Exact copies of all the lines below are required, with the pictures omitted.

- **Entries taken from a collection**
· · · · · · ·

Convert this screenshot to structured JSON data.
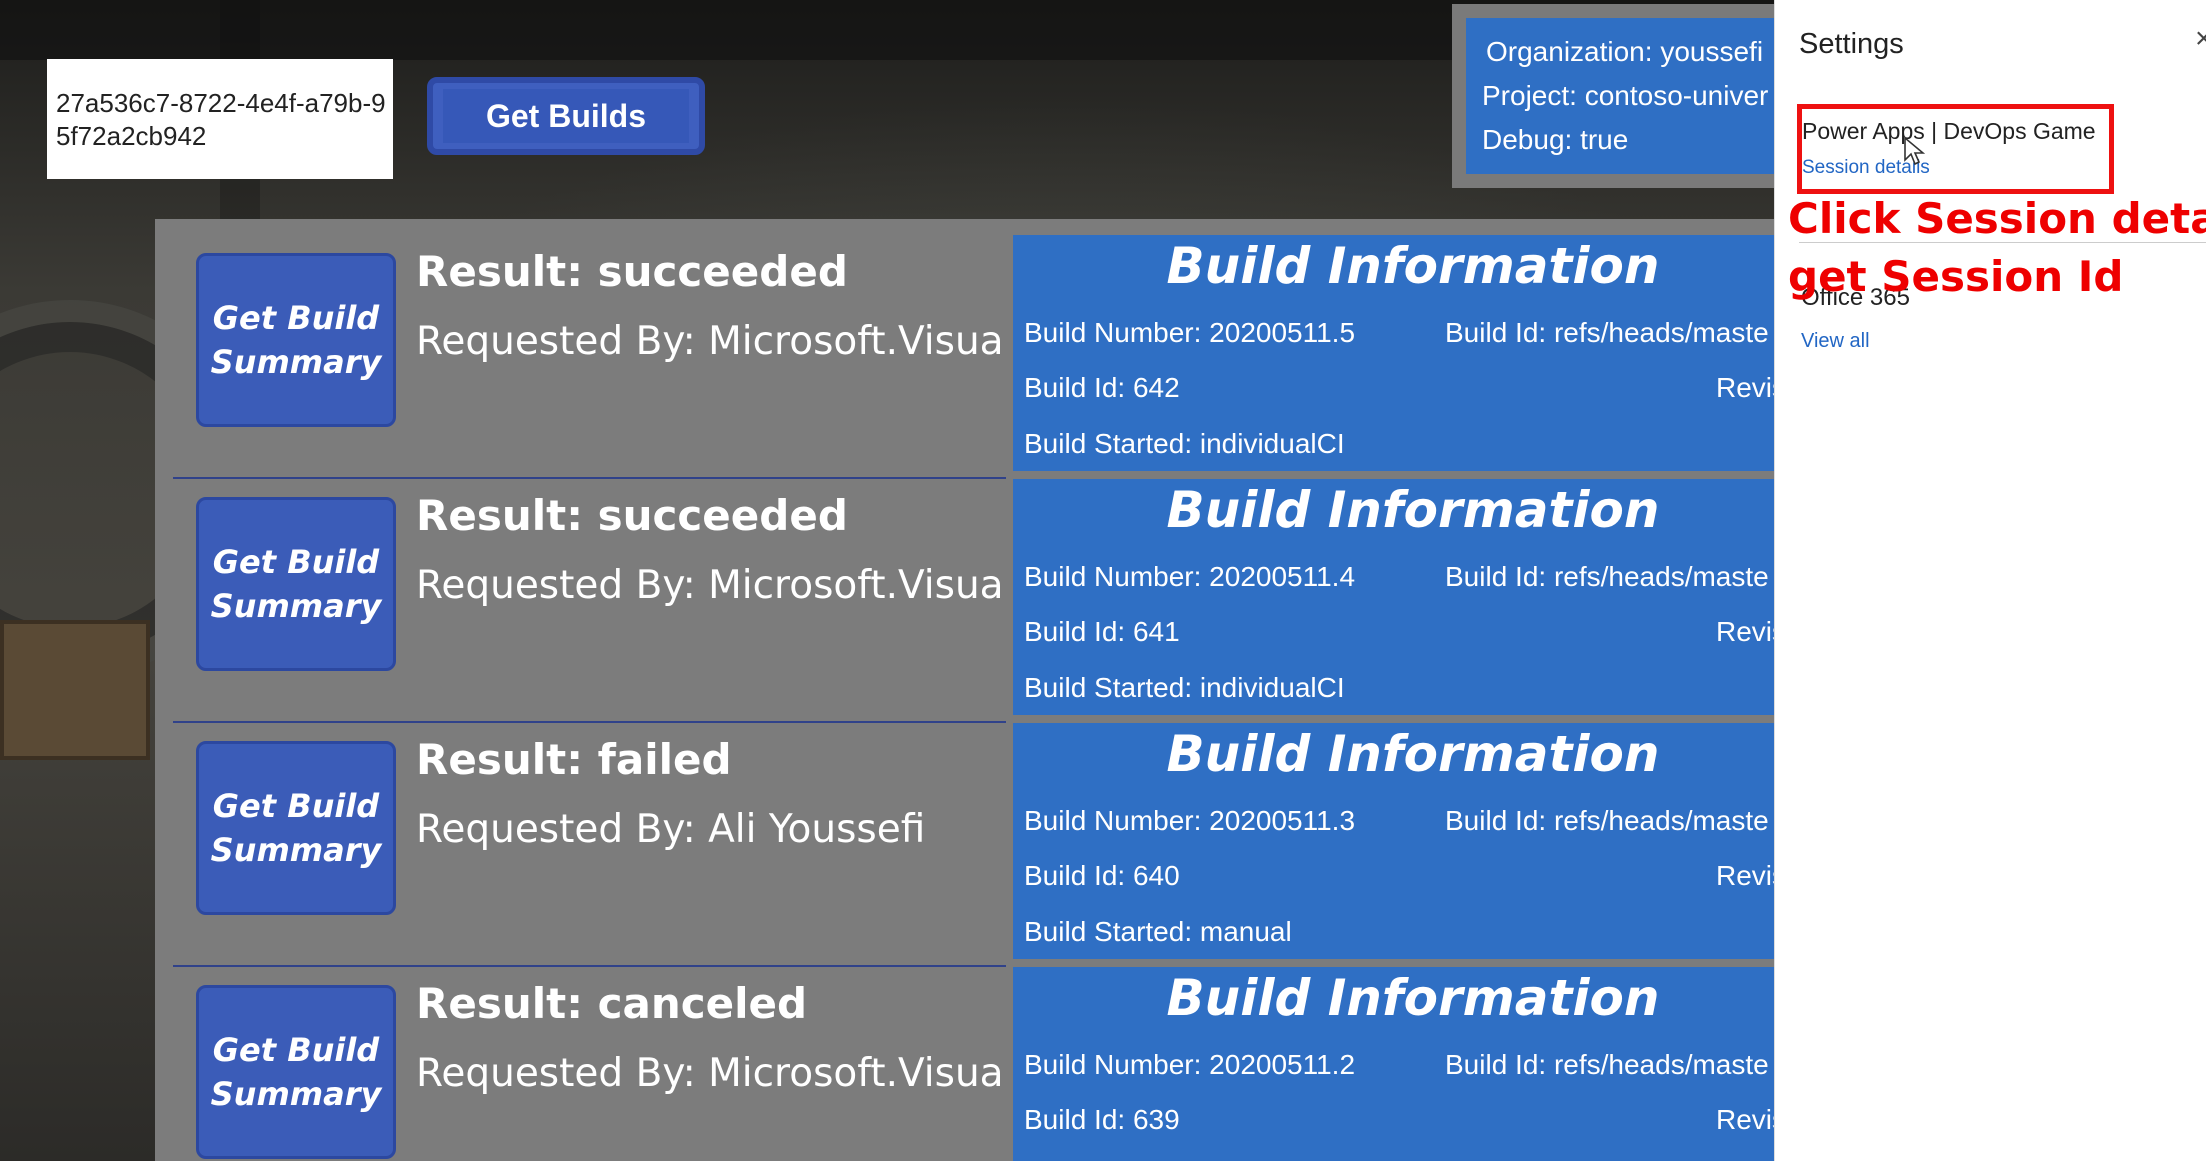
{
  "session": {
    "id_value": "27a536c7-8722-4e4f-a79b-95f72a2cb942"
  },
  "toolbar": {
    "get_builds_label": "Get Builds"
  },
  "org_panel": {
    "organization": "Organization: youssefi",
    "project": "Project: contoso-univer",
    "debug": "Debug: true"
  },
  "builds": [
    {
      "button_line1": "Get Build",
      "button_line2": "Summary",
      "result": "Result: succeeded",
      "requested_by": "Requested By: Microsoft.VisualStu",
      "info_title": "Build Information",
      "build_number": "Build Number: 20200511.5",
      "build_ref": "Build Id: refs/heads/maste",
      "build_id": "Build Id: 642",
      "revision": "Revision Number:",
      "build_started": "Build Started: individualCI"
    },
    {
      "button_line1": "Get Build",
      "button_line2": "Summary",
      "result": "Result: succeeded",
      "requested_by": "Requested By: Microsoft.VisualStu",
      "info_title": "Build Information",
      "build_number": "Build Number: 20200511.4",
      "build_ref": "Build Id: refs/heads/maste",
      "build_id": "Build Id: 641",
      "revision": "Revision Number:",
      "build_started": "Build Started: individualCI"
    },
    {
      "button_line1": "Get Build",
      "button_line2": "Summary",
      "result": "Result: failed",
      "requested_by": "Requested By: Ali Youssefi",
      "info_title": "Build Information",
      "build_number": "Build Number: 20200511.3",
      "build_ref": "Build Id: refs/heads/maste",
      "build_id": "Build Id: 640",
      "revision": "Revision Number:",
      "build_started": "Build Started: manual"
    },
    {
      "button_line1": "Get Build",
      "button_line2": "Summary",
      "result": "Result: canceled",
      "requested_by": "Requested By: Microsoft.VisualStu",
      "info_title": "Build Information",
      "build_number": "Build Number: 20200511.2",
      "build_ref": "Build Id: refs/heads/maste",
      "build_id": "Build Id: 639",
      "revision": "Revision Number:",
      "build_started": ""
    }
  ],
  "settings": {
    "title": "Settings",
    "close_glyph": "×",
    "apps_line": "Power Apps  |  DevOps Game",
    "session_details_link": "Session details",
    "office": "Office 365",
    "view_all_link": "View all"
  },
  "annotation": {
    "line1": "Click Session details",
    "line2": "get Session Id",
    "color": "#ee0000"
  },
  "colors": {
    "panel_blue": "#2f6fc4",
    "button_blue": "#3b5cb8",
    "highlight_red": "#ee1111",
    "link_blue": "#2266c4"
  }
}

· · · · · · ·

- **Response**
Convert this screenshot to structured JSON data.
{
  "session": {
    "id_value": "27a536c7-8722-4e4f-a79b-95f72a2cb942"
  },
  "toolbar": {
    "get_builds_label": "Get Builds"
  },
  "org_panel": {
    "organization": "Organization: youssefi",
    "project": "Project: contoso-univer",
    "debug": "Debug: true"
  },
  "builds": [
    {
      "button_line1": "Get Build",
      "button_line2": "Summary",
      "result": "Result: succeeded",
      "requested_by": "Requested By: Microsoft.VisualStu",
      "info_title": "Build Information",
      "build_number": "Build Number: 20200511.5",
      "build_ref": "Build Id: refs/heads/maste",
      "build_id": "Build Id: 642",
      "revision": "Revision Number:",
      "build_started": "Build Started: individualCI"
    },
    {
      "button_line1": "Get Build",
      "button_line2": "Summary",
      "result": "Result: succeeded",
      "requested_by": "Requested By: Microsoft.VisualStu",
      "info_title": "Build Information",
      "build_number": "Build Number: 20200511.4",
      "build_ref": "Build Id: refs/heads/maste",
      "build_id": "Build Id: 641",
      "revision": "Revision Number:",
      "build_started": "Build Started: individualCI"
    },
    {
      "button_line1": "Get Build",
      "button_line2": "Summary",
      "result": "Result: failed",
      "requested_by": "Requested By: Ali Youssefi",
      "info_title": "Build Information",
      "build_number": "Build Number: 20200511.3",
      "build_ref": "Build Id: refs/heads/maste",
      "build_id": "Build Id: 640",
      "revision": "Revision Number:",
      "build_started": "Build Started: manual"
    },
    {
      "button_line1": "Get Build",
      "button_line2": "Summary",
      "result": "Result: canceled",
      "requested_by": "Requested By: Microsoft.VisualStu",
      "info_title": "Build Information",
      "build_number": "Build Number: 20200511.2",
      "build_ref": "Build Id: refs/heads/maste",
      "build_id": "Build Id: 639",
      "revision": "Revision Number:",
      "build_started": ""
    }
  ],
  "settings": {
    "title": "Settings",
    "close_glyph": "×",
    "apps_line": "Power Apps  |  DevOps Game",
    "session_details_link": "Session details",
    "office": "Office 365",
    "view_all_link": "View all"
  },
  "annotation": {
    "line1": "Click Session details",
    "line2": "get Session Id",
    "color": "#ee0000"
  },
  "colors": {
    "panel_blue": "#2f6fc4",
    "button_blue": "#3b5cb8",
    "highlight_red": "#ee1111",
    "link_blue": "#2266c4"
  }
}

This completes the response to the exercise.